USCIS Releases a New Green Card
Posted on 05/14/2010
Earlier this week, United States Citizenship and Immigration Services announced the release of a new green card.
The new green card — or the permanent resident card, as it is known officially — was redesigned to incorporate new and improved security features.
But what are the differences between the old green card and the new green card? And if you are a current permanent resident, will you need to replace your green card?
Avoiding Immigration Fraud
The green card was redesigned to implement better security features in an effort to deter immigration fraud.
“Redesigning the Green Card is a major achievement for USCIS,” said USCIS Director Alejandro Mayorkas in a press release. “The new security technology makes a critical contribution to the integrity of the immigration system.”
With the new green card features, it will be harder to tamper with or produce counterfeit cards.
Better Security Features
The old green card had only a few security features — and on top of that, the card wasn’t even green!
To redesign the green card, USCIS partnered with US Customs and Border Protection, the Department of Homeland Security Screening Coordination Office and the Immigration and Customs Enforcement (ICE) Forensic Document Laboratory to bring about a well-designed card with state-of-the-art features.
The new green card improves on the picture of the resident and unique background design and holographic image. It also adds optical variable ink, a laser-engraved fingerprint, a tamper-resistant border and tiny high-resolution pictures of state flags and presidents. All of these elements make the new green card difficult to reproduce.
Digital files, including biometrics, are still stored on the card. Now, in addition, there is also an embedded radio frequency identification device.
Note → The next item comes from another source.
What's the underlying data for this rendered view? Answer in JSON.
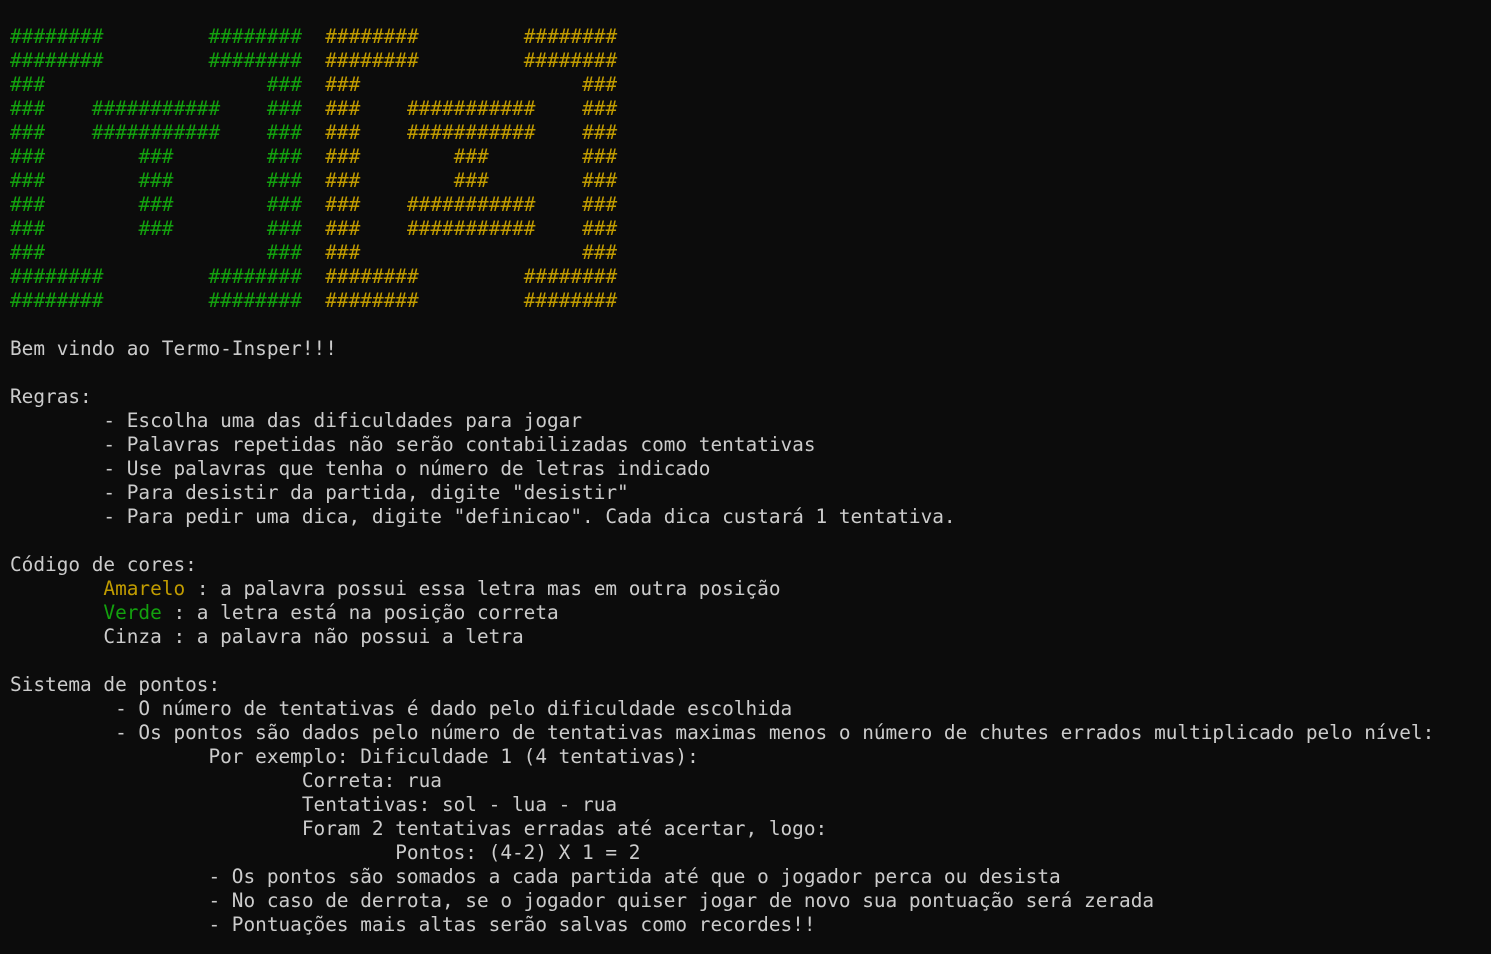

The radio frequency identification allows inspectors to read unique serial numbers from a distance and link the information to the personal data on file.
These new security features will allow for authentication of the new card quickly and accurately.
One element of the card is that USCIS kept the card’s nickname in mind when they redesigned it — the new green card is actually green!
Green Card Replacement
All green cards issued after May 11, 2010, will be in the new, more secure format.
Many permanent residents are now in possession of green cards with the old format. Some of these existing green cards have an expiration date. The cards will be valid until the expiration date, and the cardholders will receive the the redesigned green card if they seek a renewal.
There are some permanent residents in possession of green cards with no expiration date. While these cards are also still valid, USCIS recommends that these green card holders apply for a card replacement in order to receive the new green card.
To renew or replace a green card, permanent residents must fill out Form I-90. The fee is $370.
An alternative to renewing a green card may be filing for citizenship. Depending on the length of their duration in the US, some permanent residents may be eligible to apply to become a naturalized US citizen.
If you are a permanent resident, explore all your options before applying for a new green card!